While every United Way in Tennessee has a long history of supporting and delivering services to support older Tennesseans, during the pandemic, with Tennesseans isolated at home, online access for this population specifically became more important than ever. UWTN responded by expanding internet access, providing hot spots, and distributing devices and online platform licenses for telemedicine and case management services. We also increased our digital literacy trainings for many vulnerable populations, including older Tennesseans. United for Digital Access was developed to leverage our existing programs, partnerships, and expertise to increase access to social and health supports specifically for older people through digital literacy and access to devices. Working with our many partners, this initiative helps older Tennesseans use technology to reduce their social isolation and improve their health and well-being. It includes providing digital learning and technical support resources, as well as internet-ready devices, and a special engagement of youth and other topic experts as volunteer technology mentors.
In 2024, this work will include three summits: one for older Tennesseans by bankers on protections to avoid financial abuse; a second for youth-serving programs on engaging students in service to support digital literacy; and a third for organizations serving older Tennesseans to share best practices and local challenges in order to replicate effective strategies and continue to fill service gaps.
We are proud of our work to-date, since the launch of United for Digital Access in August of 2022. Since inception, this initiative has served 1866 people over 60. A total of 33 youth have already been engaged to serve as mentors providing more than 260 hours of support, and 8 bankers have provided more than 20 hours of training on financial cyber-safety. More than 500 accessed Tennessee Benefit Kitchen to screen and apply for eligible benefits and tax credits during our first year of operation, as well, and all served were educated about 211 as a resource via phone or internet for any social, health or human service needs. In satisfaction surveys, more than 92% of older Tennesseans served reported increased digital literacy skills and confidence, expanded knowledge of internet safety and cyber security, and greater ability to utilize devices and internet platforms to connect with family and friends.
United for Digital Access is successful because it enables local United Ways to customize efforts based on the population’s needs and service gaps in those communities. During our first year of operation, 7 local United Ways served older Tennesseans in 16 counties. Below are profiles spotlighting some of this work:
- United Way of West Tennessee provided 180 iPad kiosks in 19 senior centers, 19 libraries with senior programming, and a handful of retirement homes across their region. These had pre-loaded information from 211 and Tennessee Benefit Kitchen, so participants could easily find information on food, housing, health and mental health services, utility assistance, affordable internet, and beyond. They trained staff at each facility so they could teach older Tennesseans how to utilize the kiosks. They note that their efforts were a success because so many older people live in rural areas with limited services and do not have the funds to purchase devices or access the internet. These kiosks will continue to serve hundreds of people each year going forward.

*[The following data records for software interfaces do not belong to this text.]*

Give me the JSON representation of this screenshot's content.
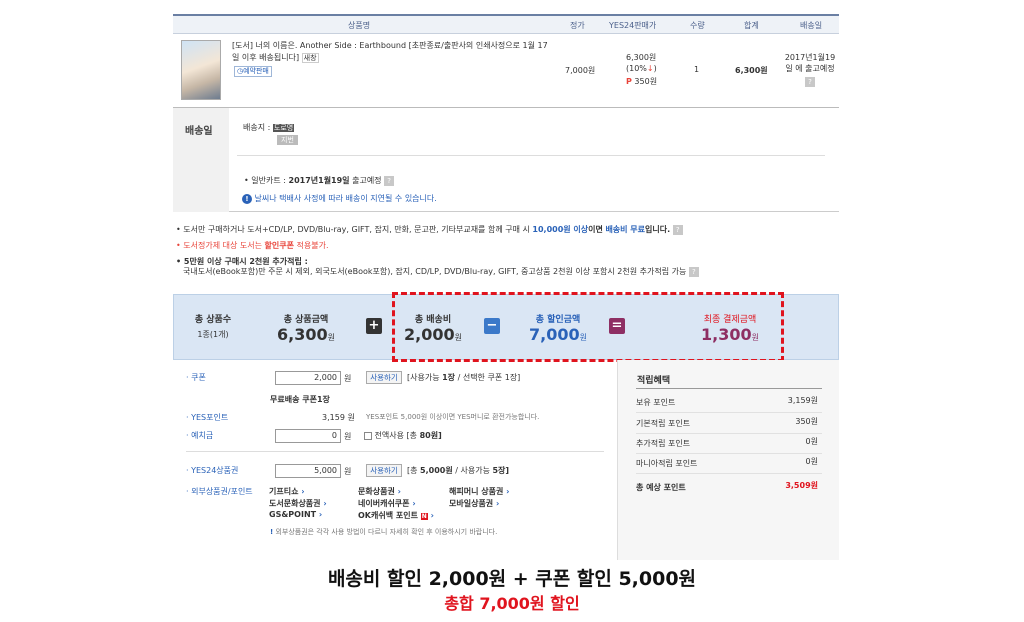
{
  "table": {
    "headers": [
      "상품명",
      "정가",
      "YES24판매가",
      "수량",
      "합계",
      "배송일"
    ],
    "item": {
      "title": "[도서] 너의 이름은. Another Side : Earthbound [초판종료/출판사의 인쇄사정으로 1월 17일 이후 배송됩니다]",
      "badge": "새창",
      "tag": "예약판매",
      "list_price": "7,000원",
      "sale_price": "6,300원",
      "discount": "(10%",
      "points": "350원",
      "qty": "1",
      "total": "6,300원",
      "delivery": "2017년1월19일 에 출고예정"
    }
  },
  "shipping": {
    "label": "배송일",
    "dest_label": "배송지 :",
    "dest_tag": "도로명",
    "dest_sub": "지번",
    "general_cart": "일반카트 :",
    "general_date": "2017년1월19일",
    "general_suffix": "출고예정",
    "weather_notice": "날씨나 택배사 사정에 따라 배송이 지연될 수 있습니다."
  },
  "notices": {
    "n1_pre": "도서만 구매하거나 도서+CD/LP, DVD/Blu-ray, GIFT, 잡지, 만화, 문고판, 기타부교재를 함께 구매 시",
    "n1_amount": "10,000원 이상",
    "n1_mid": "이면",
    "n1_free": "배송비 무료",
    "n1_end": "입니다.",
    "n2_pre": "도서정가제 대상 도서는",
    "n2_coupon": "할인쿠폰",
    "n2_end": "적용불가.",
    "n3_title": "5만원 이상 구매시 2천원 추가적립 :",
    "n3_body": "국내도서(eBook포함)만 주문 시 제외, 외국도서(eBook포함), 잡지, CD/LP, DVD/Blu-ray, GIFT, 중고상품 2천원 이상 포함시 2천원 추가적립 가능"
  },
  "summary": {
    "count_label": "총 상품수",
    "count_value": "1종(1개)",
    "goods_label": "총 상품금액",
    "goods_value": "6,300",
    "ship_label": "총 배송비",
    "ship_value": "2,000",
    "disc_label": "총 할인금액",
    "disc_value": "7,000",
    "final_label": "최종 결제금액",
    "final_value": "1,300",
    "won": "원",
    "plus": "+",
    "minus": "−",
    "equals": "="
  },
  "payment": {
    "coupon_label": "쿠폰",
    "coupon_value": "2,000",
    "won": "원",
    "use_btn": "사용하기",
    "coupon_info_pre": "[사용가능",
    "coupon_info_n1": "1장",
    "coupon_info_mid": "/ 선택한 쿠폰",
    "coupon_info_n2": "1장]",
    "free_ship_coupon": "무료배송 쿠폰1장",
    "yes_point_label": "YES포인트",
    "yes_point_value": "3,159 원",
    "yes_point_note": "YES포인트 5,000원 이상이면 YES머니로 환전가능합니다.",
    "deposit_label": "예치금",
    "deposit_value": "0",
    "deposit_all": "전액사용",
    "deposit_total": "[총",
    "deposit_amount": "80원]",
    "giftcard_label": "YES24상품권",
    "giftcard_value": "5,000",
    "giftcard_info_pre": "[총",
    "giftcard_info_amt": "5,000원",
    "giftcard_info_mid": "/ 사용가능",
    "giftcard_info_n": "5장]",
    "external_label": "외부상품권/포인트",
    "external_items": [
      "기프티쇼",
      "문화상품권",
      "해피머니 상품권",
      "도서문화상품권",
      "네이버캐쉬쿠폰",
      "모바일상품권",
      "GS&POINT",
      "OK캐쉬백 포인트"
    ],
    "external_note": "외부상품권은 각각 사용 방법이 다르니 자세히 확인 후 이용하시기 바랍니다."
  },
  "points": {
    "title": "적립혜택",
    "rows": [
      {
        "label": "보유 포인트",
        "value": "3,159원"
      },
      {
        "label": "기본적립 포인트",
        "value": "350원"
      },
      {
        "label": "추가적립 포인트",
        "value": "0원"
      },
      {
        "label": "마니아적립 포인트",
        "value": "0원"
      }
    ],
    "total_label": "총 예상 포인트",
    "total_value": "3,509원"
  },
  "caption": {
    "line1": "배송비 할인 2,000원 + 쿠폰 할인 5,000원",
    "line2": "총합 7,000원 할인"
  },
  "colors": {
    "accent_blue": "#2a62b8",
    "accent_red": "#e0141e",
    "summary_bg": "#dae6f4",
    "final_purple": "#8e2f63"
  }
}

- United Way of the Mid-South first convened local Aging Commission leaders to identify needs and gaps, and their staff as well as Meritan provided training classes. They were pleased to reach older citizens in all their counties, and especially in Lauderdale County where there were no services that existed prior. They believe their participants are confident and will use technology more to connect with family and friends and to access health and human services.
- United Way of Hawkins County partnered with local food pantries and senior residences to target older Tennesseans who are home bound, delivering devices and instructions to ensure easy access, cyber security, and reduced isolation.
- United Way of Bristol provided training sessions to older Tennesseans and also partnered with their local school system to support and train grandparents raising grandchildren.
- United Way of Greater Kingsport collaborated with community partners to offer monthly learning opportunities for older Tennesseans. In addition to program providers, they partnered with two low-income housing providers and one library to improve offerings for residents and patrons by equipping each of them with a smart TV and computer. They also utilized youth from the local Boys and Girls Clubs to mentor and train some participants, and they partnered with Kingsport City Schools to support and train grandparents raising grandchildren.
- United Way of the Clinch Powell Valley provided devices for low-income people 60 and older, as well as training on device use, financial safety, social media, avoiding scammers and viruses, troubleshooting, and continued use. They also engaged Oak Ridge Youth Leadership teen volunteers to support and mentor participants. The latter was especially wonderful, as older participants loved the interaction, and youth developed confidence and a sense of civic responsibility.
- United Way of Rhea County supported partners delivering training in their community, providing a new projector, projector screen, advertising for classes in local publications, graduation ceremonies (diplomas and food), and supplies (notepads, folders, copies). Training topics included use of Google apps, cybersecurity, health and financial tools, and continuing education, with all participants receiving a Chromebook once the 15-hour course was complete.
We are grateful to West End Home Foundation, Spectrum and Verizon for the support of United for Digital Access, and we look forward to expanding service and geographic service coverage statewide!